> **Page and application data records**:
= Beginning of Section =

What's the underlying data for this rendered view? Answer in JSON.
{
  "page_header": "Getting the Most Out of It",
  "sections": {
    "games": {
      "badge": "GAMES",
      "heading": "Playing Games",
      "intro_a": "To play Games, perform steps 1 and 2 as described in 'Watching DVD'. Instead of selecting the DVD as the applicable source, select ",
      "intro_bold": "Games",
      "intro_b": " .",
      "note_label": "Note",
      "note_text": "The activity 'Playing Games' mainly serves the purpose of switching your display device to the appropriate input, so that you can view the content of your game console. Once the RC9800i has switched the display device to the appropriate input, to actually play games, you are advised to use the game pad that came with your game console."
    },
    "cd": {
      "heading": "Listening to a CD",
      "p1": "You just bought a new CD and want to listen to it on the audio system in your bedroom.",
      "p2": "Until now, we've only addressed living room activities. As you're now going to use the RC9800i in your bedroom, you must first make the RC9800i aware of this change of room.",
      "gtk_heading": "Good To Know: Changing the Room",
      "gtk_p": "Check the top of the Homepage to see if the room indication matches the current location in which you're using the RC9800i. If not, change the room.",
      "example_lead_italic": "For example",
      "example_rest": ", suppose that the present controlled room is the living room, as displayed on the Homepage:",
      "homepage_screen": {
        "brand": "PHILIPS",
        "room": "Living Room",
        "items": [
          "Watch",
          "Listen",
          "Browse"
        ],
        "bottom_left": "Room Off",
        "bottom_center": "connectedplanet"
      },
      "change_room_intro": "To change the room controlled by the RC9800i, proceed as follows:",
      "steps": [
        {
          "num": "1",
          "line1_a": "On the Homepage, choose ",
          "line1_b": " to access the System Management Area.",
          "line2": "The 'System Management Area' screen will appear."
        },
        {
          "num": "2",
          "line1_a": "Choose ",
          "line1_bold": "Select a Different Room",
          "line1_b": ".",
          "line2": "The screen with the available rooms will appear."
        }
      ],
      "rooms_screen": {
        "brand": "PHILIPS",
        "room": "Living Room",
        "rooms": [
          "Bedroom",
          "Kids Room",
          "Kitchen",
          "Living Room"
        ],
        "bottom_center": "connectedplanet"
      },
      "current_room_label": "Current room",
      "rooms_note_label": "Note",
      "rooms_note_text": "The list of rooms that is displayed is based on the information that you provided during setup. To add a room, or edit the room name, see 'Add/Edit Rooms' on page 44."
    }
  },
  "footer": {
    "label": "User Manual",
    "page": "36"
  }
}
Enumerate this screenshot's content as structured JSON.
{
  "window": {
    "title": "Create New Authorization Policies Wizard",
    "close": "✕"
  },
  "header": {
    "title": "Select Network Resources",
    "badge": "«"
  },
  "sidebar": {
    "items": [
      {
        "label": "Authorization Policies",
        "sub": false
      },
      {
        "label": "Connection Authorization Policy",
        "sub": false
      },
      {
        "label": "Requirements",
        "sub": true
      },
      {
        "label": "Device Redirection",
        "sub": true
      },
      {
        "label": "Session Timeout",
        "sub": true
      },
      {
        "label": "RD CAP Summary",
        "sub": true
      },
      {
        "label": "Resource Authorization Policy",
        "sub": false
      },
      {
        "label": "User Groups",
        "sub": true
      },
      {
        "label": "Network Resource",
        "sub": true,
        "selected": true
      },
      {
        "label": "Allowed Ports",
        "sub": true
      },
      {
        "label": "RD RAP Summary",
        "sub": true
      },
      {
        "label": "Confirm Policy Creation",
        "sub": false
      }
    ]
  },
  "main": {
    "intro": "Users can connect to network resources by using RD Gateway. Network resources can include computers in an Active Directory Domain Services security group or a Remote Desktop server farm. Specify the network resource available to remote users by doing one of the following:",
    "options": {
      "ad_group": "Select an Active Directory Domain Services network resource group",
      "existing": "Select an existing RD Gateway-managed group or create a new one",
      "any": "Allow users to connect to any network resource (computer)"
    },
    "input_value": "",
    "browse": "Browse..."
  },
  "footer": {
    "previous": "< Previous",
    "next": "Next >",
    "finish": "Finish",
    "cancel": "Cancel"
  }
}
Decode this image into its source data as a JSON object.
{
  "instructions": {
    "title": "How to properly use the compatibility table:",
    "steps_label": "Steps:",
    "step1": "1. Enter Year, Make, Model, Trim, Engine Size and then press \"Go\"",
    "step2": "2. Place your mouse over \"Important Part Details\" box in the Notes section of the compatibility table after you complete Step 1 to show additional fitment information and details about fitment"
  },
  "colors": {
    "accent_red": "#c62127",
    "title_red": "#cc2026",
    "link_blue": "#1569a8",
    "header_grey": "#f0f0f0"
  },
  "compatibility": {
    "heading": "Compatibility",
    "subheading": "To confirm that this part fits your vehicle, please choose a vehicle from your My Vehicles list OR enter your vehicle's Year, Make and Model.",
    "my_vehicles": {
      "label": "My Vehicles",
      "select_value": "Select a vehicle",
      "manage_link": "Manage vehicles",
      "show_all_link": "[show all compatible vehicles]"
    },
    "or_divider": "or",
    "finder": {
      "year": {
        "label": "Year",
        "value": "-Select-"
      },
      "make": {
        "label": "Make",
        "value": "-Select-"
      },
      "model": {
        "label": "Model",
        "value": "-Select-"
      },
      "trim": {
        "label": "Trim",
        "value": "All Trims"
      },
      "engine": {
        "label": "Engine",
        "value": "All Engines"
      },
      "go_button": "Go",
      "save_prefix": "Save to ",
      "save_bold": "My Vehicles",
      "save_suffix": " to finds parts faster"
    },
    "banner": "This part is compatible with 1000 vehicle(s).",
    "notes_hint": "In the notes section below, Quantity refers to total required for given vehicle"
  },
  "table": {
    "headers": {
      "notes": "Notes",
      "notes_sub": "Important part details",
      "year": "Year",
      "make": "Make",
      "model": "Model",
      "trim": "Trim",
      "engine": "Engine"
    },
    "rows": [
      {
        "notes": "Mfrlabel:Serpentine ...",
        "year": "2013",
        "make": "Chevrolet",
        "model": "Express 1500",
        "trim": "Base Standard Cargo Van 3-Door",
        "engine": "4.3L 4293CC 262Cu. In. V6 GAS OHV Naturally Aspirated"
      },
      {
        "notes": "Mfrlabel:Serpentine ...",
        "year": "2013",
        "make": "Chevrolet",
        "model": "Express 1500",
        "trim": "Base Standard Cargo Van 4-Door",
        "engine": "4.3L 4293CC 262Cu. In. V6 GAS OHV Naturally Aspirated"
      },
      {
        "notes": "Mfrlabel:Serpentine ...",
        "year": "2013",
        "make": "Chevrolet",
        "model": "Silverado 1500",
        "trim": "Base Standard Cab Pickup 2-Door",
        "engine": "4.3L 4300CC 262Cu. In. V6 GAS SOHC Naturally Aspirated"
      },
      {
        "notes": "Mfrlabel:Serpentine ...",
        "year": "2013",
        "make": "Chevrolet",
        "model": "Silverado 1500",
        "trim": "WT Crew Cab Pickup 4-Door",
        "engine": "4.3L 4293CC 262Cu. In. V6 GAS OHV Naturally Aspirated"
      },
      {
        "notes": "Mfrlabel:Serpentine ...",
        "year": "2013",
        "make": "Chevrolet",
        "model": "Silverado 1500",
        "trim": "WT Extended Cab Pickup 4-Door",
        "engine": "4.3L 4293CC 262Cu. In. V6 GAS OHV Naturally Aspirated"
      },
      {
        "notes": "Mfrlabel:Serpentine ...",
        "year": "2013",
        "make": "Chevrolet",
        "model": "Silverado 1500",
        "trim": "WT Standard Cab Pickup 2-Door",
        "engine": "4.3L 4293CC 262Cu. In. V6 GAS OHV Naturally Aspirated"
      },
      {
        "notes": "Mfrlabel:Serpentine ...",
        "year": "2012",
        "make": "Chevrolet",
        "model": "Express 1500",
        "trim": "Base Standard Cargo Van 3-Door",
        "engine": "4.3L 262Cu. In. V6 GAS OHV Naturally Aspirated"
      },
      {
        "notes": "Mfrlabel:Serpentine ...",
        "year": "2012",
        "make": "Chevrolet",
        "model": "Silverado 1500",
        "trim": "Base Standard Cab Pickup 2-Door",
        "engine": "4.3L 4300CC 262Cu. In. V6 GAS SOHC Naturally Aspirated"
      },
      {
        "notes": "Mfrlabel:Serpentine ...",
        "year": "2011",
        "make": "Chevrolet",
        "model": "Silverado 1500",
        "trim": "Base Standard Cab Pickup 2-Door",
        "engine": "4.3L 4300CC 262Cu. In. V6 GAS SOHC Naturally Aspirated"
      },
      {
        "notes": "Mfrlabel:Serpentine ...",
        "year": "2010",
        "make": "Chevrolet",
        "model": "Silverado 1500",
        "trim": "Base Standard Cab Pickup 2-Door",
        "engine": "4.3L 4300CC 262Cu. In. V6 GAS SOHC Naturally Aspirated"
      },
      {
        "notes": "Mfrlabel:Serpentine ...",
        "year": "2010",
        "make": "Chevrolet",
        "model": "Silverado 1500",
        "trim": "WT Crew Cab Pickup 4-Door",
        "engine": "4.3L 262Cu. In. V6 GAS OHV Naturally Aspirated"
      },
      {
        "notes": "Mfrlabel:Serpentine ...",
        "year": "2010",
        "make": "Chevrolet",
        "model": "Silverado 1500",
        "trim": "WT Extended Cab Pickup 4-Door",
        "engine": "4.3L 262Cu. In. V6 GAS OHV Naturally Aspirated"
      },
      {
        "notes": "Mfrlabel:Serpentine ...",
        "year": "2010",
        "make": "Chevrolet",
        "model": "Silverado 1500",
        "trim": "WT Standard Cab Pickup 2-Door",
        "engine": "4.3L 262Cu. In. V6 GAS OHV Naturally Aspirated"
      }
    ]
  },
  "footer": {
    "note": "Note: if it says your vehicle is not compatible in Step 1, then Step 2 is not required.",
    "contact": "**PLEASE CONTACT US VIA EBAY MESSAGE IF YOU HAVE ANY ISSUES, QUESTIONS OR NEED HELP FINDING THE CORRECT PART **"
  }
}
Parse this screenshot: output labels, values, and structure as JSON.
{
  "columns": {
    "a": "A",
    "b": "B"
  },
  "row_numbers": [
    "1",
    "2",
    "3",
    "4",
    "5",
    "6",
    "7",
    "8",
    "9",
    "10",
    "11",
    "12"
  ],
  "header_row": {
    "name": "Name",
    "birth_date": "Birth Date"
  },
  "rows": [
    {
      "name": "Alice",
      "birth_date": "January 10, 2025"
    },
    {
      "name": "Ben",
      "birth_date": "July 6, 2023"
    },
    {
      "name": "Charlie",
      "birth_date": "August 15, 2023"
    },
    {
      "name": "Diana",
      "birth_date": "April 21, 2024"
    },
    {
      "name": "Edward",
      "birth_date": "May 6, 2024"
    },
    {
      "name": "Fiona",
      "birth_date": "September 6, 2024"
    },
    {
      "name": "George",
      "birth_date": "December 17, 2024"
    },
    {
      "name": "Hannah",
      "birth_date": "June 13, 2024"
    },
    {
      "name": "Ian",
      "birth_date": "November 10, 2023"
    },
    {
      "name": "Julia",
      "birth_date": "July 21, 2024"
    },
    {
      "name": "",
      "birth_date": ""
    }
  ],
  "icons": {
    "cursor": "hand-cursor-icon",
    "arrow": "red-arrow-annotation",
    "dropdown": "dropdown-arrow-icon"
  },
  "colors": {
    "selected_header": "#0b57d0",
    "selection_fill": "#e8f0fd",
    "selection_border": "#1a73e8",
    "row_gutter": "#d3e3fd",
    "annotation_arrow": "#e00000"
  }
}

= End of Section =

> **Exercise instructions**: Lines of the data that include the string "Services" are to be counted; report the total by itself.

> **Output for this exercise**: 2